  • If you register your products by the March 15 deadline and purchase more than $1,400 worth of products between April 16 and July 31, 2020, you will receive an 8% discount from Corteva Agriscience. 
  • Early Purchase Incentive: If you register your products, and purchase more than $1,400 between December 1, 2019 and April 15, 2020, you will receive a 10% discount from Corteva Agriscience.

Please contact Clearwater County to register your purchase commitments or with any questions or concerns you may have regarding the new rebate program. 403 845 4444.

Current Issues

Soil Health

Farmers are becoming more and more aware of the importance of improving their soil. The Western Canada Conference on Soil Health and Grazing held in Edmonton, Alberta, the first part of December 2017 was very well attended, and many local producers took in the three day event.

Crop diversity, cover crops and rotational grazing are all ways to start building soil health. The grey wooded soils of Clearwater County are notoriously renowned for low organic matter and building this precious resource has become of key concern to many in the area. When we build quality organic matter in the soil, microbes and earthworms will return to the soil. With the return of soil microbiology, natural soil fertility returns.

There is much research being carried out globally to support the idea that fertility and mycorrhizae (naturally occurring soil fungus) go hand in hand. Mycorrhizal fungi link the plant to the soil by acting as agents of nutrient exchange. The fungi receive carbohydrates from the host plant root and the fungi passes nutrients from the soil to the plant roots. This process also enhances and builds soil aggregation, key to a healthy soil structure. As these fungi are attracted to high quality organic matter the use of cover crops to improve organic matter is making a huge comeback.

The ultimate goal in utilizing cover crops is to have plants growing in the soil throughout the growing season. Tillage Radish in Clearwater CountyCover cropping can be full season, part season or short season growth, depending on goals. A cover crop can be simple or a complex blend of diverse species. With more diversity comes more stability. For producers looking at cover crops for the first time, simplicity usually takes some of the stress and intimidation out of getting started. As a producer gains experience cover cropping, new goals can be added.
Cover crops have traditionally been used to help hold the soil when transitioning between different types of cash crops and are often plowed under before planting the next crop — to add organic material and fertility to the soil. Farmers with livestock often select cover crops that can be grazed, adding an additional benefit as feed and the advantage of animal manure.

Interest in grazing cover crops such as tillage radish, turnips, winter wheat, fall rye or forage peas is increasing in the area and producers are starting to experiment with seeding these species either as a companion to or after an early silage or greenfield field has been harvested.

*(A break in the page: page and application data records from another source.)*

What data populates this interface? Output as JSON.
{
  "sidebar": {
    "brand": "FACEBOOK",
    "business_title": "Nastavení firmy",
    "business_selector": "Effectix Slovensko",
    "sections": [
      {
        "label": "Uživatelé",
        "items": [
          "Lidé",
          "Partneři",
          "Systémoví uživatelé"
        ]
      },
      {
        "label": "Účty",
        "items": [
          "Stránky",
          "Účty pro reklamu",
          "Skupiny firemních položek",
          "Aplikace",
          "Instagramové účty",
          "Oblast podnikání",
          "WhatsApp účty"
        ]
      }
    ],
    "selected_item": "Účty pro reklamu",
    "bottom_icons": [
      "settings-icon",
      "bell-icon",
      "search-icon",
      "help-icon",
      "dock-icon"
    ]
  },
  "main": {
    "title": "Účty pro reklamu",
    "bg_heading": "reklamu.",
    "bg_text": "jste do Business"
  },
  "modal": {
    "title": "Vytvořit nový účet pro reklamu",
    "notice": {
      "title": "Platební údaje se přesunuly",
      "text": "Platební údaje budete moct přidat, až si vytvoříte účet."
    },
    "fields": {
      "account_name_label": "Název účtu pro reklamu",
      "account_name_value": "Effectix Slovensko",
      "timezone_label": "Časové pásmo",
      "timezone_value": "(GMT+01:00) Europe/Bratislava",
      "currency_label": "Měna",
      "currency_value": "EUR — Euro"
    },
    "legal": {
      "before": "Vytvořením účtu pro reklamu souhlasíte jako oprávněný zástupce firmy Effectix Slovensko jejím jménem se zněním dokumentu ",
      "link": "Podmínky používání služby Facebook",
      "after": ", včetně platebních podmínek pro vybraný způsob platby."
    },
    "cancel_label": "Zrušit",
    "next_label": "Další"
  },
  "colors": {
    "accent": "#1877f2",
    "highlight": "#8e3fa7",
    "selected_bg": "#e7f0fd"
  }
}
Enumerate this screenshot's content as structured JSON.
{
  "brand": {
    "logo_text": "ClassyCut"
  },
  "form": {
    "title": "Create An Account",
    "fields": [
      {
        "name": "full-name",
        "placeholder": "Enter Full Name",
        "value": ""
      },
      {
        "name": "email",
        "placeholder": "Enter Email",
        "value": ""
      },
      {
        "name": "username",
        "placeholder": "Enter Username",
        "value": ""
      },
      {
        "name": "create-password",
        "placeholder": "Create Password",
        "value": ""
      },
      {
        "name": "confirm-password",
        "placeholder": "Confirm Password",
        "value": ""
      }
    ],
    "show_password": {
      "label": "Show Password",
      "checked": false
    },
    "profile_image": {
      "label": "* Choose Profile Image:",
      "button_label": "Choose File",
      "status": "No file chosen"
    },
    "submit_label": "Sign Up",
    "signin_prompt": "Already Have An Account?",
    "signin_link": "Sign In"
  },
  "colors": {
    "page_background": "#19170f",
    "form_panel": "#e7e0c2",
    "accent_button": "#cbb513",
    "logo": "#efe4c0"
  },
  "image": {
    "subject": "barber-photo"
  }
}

This type of system will enhance soil health and provide a lot of fall/winter grazing for livestock.
Clearwater County has been researching the use of tillage radish and has learned much about successfully growing it (see research tab). Now staff plan to run trial plots featuring distinct varieties of cover crops and cover crop cocktails. Stay tuned.